How the English navy came to hold so extraordinary a position is worth reflecting on. Much has been written about it, but little, as it seems to me, which touches the heart of the matter. We are shown the power of our country growing and expanding. But how it grew, why, after a sleep of so many hundred years, the genius of our Scandinavian forefathers suddenly sprang again into life—of this we are left without explanation.

The beginning was undoubtedly the defeat of the Spanish Armada in 1588. Down to that time the sea sovereignty belonged to the Spaniards, and had been fairly won by them. The conquest of Granada had stimulated and elevated the Spanish character. The subjects of Ferdinand and Isabella, of Charles V. and Philip II., were extraordinary men, and accomplished extraordinary things. They stretched the limits of the known world; they conquered Mexico and Peru; they planted their colonies over the South American continent; they took possession of the great West Indian islands, and with so firm a grasp that Cuba at least will never lose the mark of the hand which seized it. They built their cities as if for eternity. They spread to the Indian Ocean, and gave their monarch's name to the Philippines. All this they accomplished in half a century, and, as it were, they did it with a single hand; with the other they were fighting Moors and Turks and protecting the coast of the Mediterranean from the corsairs of Tunis and Constantinople.

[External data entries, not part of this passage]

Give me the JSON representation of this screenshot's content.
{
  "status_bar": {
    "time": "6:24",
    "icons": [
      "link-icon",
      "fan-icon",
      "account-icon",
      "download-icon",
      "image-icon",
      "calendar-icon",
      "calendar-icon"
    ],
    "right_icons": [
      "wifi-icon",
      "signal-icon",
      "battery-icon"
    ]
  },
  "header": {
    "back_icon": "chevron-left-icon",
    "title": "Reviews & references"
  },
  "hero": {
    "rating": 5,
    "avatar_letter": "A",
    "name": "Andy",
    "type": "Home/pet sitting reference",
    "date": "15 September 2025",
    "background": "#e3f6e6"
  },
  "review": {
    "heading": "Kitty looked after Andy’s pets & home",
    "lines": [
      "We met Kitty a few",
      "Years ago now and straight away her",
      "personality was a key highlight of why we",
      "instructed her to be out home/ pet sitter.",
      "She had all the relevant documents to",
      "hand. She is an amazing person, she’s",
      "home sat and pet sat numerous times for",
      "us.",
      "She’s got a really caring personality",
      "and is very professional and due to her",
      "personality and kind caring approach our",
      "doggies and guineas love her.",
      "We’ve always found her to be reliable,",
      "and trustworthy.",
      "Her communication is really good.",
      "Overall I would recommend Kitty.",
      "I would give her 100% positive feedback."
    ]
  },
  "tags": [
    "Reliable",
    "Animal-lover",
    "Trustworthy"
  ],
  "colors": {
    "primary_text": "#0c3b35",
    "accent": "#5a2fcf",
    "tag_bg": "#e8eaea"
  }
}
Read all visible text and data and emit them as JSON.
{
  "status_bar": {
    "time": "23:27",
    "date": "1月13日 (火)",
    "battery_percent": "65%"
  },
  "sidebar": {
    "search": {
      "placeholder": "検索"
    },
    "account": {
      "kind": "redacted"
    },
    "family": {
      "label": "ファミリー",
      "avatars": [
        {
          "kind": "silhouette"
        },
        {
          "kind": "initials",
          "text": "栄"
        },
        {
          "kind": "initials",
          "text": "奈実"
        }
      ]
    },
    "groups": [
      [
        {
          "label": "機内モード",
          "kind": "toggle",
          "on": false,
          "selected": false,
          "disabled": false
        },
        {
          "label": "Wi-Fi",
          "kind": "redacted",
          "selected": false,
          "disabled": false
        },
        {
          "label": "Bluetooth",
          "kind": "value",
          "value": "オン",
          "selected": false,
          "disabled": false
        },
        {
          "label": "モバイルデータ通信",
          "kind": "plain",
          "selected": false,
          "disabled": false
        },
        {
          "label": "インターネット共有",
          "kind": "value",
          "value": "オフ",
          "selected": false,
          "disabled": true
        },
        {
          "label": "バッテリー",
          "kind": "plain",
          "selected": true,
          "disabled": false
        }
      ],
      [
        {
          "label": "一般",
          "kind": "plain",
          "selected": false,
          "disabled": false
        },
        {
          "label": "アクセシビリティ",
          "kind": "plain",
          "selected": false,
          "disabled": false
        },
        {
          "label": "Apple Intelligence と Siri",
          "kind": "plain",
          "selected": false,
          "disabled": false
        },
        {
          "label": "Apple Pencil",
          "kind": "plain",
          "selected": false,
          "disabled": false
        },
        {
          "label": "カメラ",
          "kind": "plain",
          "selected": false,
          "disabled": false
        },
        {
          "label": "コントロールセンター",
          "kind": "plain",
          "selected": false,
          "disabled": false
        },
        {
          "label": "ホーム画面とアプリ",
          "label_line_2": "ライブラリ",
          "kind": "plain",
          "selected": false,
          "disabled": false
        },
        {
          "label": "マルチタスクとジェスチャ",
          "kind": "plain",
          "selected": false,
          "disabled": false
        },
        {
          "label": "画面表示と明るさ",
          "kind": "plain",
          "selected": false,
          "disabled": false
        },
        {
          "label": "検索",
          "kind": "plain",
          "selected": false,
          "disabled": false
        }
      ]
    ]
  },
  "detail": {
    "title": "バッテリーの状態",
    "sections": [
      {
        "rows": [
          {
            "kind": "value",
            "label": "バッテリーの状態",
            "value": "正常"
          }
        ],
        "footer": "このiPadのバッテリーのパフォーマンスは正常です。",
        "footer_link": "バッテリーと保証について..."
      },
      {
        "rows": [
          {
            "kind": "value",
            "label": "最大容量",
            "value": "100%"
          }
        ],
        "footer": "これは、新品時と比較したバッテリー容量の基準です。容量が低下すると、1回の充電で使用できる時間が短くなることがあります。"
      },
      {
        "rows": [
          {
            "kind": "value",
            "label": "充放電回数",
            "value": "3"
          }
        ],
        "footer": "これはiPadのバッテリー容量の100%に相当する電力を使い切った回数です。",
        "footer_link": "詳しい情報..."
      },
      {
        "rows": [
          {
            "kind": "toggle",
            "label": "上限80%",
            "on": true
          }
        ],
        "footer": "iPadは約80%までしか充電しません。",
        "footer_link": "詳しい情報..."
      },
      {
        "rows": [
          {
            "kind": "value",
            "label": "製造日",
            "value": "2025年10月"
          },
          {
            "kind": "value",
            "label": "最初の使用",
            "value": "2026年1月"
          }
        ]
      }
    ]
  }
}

They had risen on the crest of the wave, and with their proud Non sufficit orbis were looking for new worlds to conquer, at a time when the bark of the English water-dogs had scarcely been heard beyond their own fishing-grounds, and the largest merchant vessel sailing from the port of London was scarce bigger than a modern coasting collier. And yet within the space of a single ordinary life these insignificant islanders had struck the sceptre from the Spaniards' grasp and placed the ocean crown on the brow of their own sovereign. How did it come about? What Cadmus had sown dragons' teeth in the furrows of the sea for the race to spring from who manned the ships of Queen Elizabeth, who carried the flag of their own country round the globe, and challenged and fought the Spaniards on their own coasts and in their own harbours...?